## PROBLEM REQUIREMENTS
Tell how many lines of the data below have the string "from" in them. Say nothing more.

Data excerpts
□ □ □ □ □ □ □

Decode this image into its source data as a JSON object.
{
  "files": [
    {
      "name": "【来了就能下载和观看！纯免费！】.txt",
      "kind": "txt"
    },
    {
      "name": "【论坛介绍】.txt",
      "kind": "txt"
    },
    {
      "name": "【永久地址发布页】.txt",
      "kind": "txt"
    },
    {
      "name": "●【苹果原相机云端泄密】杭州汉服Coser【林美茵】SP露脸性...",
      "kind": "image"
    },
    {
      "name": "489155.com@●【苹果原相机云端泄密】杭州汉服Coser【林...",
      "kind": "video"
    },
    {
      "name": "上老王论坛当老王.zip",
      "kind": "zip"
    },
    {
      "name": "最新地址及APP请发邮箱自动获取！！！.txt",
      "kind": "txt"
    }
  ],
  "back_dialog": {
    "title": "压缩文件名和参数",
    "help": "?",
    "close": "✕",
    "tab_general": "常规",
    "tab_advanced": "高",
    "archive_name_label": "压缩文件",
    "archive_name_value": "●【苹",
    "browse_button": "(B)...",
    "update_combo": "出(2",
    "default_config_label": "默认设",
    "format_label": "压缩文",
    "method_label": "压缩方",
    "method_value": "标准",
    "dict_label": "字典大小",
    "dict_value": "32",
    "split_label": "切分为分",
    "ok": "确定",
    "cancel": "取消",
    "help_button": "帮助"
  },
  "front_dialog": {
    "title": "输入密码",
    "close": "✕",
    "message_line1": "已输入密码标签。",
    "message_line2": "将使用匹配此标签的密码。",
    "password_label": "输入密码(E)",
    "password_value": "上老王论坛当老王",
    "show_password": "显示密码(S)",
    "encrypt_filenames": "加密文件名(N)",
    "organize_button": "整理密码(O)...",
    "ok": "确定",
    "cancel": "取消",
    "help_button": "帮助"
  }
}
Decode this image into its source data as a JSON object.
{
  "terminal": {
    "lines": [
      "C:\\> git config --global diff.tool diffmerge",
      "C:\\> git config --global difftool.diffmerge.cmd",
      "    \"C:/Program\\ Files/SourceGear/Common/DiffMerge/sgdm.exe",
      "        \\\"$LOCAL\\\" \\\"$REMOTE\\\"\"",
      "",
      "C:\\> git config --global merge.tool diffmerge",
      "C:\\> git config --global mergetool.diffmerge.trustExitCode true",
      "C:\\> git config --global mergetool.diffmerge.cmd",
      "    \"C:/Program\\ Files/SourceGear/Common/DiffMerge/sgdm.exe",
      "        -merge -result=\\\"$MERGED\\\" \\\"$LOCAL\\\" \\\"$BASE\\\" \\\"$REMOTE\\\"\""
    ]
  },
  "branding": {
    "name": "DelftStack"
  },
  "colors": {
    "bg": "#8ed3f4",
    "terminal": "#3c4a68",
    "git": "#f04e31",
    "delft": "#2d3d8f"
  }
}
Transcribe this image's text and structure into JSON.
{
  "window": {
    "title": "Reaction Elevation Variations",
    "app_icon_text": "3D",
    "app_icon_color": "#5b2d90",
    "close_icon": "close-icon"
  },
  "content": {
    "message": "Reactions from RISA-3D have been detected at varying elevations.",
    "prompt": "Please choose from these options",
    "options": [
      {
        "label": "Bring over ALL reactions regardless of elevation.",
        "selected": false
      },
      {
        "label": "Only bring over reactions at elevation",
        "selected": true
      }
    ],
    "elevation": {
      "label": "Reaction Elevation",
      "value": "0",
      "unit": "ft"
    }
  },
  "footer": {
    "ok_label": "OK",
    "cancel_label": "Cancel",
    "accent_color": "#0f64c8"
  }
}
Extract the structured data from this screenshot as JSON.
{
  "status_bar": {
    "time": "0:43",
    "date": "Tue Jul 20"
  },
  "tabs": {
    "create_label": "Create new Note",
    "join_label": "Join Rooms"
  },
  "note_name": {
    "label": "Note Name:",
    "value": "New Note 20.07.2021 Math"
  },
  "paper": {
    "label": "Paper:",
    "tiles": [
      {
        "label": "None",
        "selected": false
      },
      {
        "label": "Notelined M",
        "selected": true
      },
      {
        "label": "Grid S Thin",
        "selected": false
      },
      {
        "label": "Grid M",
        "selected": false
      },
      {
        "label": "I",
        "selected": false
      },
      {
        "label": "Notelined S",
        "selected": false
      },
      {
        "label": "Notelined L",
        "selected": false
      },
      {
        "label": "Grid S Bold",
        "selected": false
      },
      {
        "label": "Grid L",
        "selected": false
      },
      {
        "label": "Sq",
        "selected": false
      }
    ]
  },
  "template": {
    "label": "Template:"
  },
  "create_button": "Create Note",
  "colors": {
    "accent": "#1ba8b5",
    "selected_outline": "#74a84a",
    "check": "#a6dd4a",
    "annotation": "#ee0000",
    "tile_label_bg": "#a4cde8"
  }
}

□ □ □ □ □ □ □

## ANSWER TO THE EXERCISE
3